The case against: In Oscar Wilde’s play “The Importance of Being Earnest”, there is a brilliant line that goes “I do not know whether there is anything peculiarly exciting in the air of this particular part of Hertfordshire, but the number of engagements that go on seems to me considerably above the proper average that statistics have laid down for our guidance.” The line is funny because statistics are supposed to measure reality, not guide it. It is one thing to use statistical averages as guidance in exceptional situations like rain interruptions. If we start using them for NRR calculations, we will be using them routinely. To use them to predict the score of the chasing team is particularly inappropriate. The canonical team that forms the basis for DLS is a team that is trying to score as many runs as possible within constraints of the number of overs and wickets remaining. But a team that is batting second is not aiming to score as many runs as possible. It is trying to reach its target. A team that needs to reach just 150 runs doesn’t need to bat as if it has 50 overs and 10 wickets. It can adopt a T20 strategy and score them as fast as possible. Going back to our examples, the team in the first example can protest that it is being unfairly penalized for losing wickets, when that was the right strategy in the situation.
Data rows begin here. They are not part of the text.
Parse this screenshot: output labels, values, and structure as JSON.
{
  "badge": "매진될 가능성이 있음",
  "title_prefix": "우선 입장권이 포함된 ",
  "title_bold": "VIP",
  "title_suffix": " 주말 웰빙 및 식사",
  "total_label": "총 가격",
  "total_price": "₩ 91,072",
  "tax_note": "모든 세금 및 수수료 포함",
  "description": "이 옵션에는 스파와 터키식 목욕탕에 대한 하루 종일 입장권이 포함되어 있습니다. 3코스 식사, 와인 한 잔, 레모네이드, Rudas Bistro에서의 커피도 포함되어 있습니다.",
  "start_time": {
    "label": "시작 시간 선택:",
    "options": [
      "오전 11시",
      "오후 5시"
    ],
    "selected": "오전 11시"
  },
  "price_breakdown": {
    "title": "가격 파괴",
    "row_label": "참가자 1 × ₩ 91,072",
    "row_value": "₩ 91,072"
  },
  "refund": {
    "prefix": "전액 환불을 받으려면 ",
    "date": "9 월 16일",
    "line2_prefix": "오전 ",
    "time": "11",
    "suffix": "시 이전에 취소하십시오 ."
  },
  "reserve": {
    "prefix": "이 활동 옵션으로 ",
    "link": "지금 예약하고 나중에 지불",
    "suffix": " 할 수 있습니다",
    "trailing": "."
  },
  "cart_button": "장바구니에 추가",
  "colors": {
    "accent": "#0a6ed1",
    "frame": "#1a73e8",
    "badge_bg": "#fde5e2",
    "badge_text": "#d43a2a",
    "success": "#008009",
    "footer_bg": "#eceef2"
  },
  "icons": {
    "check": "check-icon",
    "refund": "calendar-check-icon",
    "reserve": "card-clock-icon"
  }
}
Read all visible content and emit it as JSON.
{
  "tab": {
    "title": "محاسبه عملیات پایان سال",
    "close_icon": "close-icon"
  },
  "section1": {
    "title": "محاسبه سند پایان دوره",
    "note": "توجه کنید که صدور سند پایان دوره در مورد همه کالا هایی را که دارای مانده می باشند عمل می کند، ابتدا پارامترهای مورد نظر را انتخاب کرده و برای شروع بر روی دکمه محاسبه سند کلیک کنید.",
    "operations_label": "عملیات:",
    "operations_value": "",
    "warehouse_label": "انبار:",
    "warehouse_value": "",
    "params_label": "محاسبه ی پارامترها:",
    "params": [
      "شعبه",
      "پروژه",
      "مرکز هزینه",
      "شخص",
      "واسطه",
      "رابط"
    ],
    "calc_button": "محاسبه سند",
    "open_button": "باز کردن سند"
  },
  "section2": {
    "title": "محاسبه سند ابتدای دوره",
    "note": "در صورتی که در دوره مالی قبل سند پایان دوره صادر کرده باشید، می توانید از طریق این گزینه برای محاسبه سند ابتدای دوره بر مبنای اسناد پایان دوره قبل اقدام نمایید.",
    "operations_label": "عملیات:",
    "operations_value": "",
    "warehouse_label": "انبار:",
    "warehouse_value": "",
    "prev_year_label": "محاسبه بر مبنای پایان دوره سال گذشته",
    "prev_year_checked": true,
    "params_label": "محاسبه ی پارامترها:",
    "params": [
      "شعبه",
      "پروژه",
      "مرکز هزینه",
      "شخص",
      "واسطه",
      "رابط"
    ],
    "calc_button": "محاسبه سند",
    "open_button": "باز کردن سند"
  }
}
The team in the second example may benefit from DLS (because more runs and overs are added to the numerator and denominator – I think this depends on how many other matches it has played and how many other runs it has scored) but it can also argue that it is being unfairly penalized for losing 5 wickets. More pertinently, the introduction of DLS for NRR will make chasing teams completely change their strategy, which is not what we should be aiming for.
The case for: Yes, the introduction of DLS for NRR will make teams change their strategy, but that is a good thing, because now this is more of a like for like comparison. To do a perfectly fair comparison between two teams, we must put them in the exact same position. However, in a normal ODI, the team batting first does not know how much it must score; and the situation it is faced with is to score as many runs as possible within the 50 overs it has. The team batting second knows its target,and its strategy must adjust accordingly. For both teams to be in the same starting position, after the first 50 overs are done, we must inject both teams with a drug that induces amnesia and makes them forget the first 50 overs till the next 50 are completed. Unfortunately, anti-doping regulations do not allow that. Therefore, using the DLS to adjust the NRR seems like a good way to level the playing field between the two teams. Hence proved.
The case against, once again: Using DLS for NRR will slow down the batting of the second team. Any innovation that results in slower batting will never be acceptable to the ICC. Quot Erat Demonstrandum.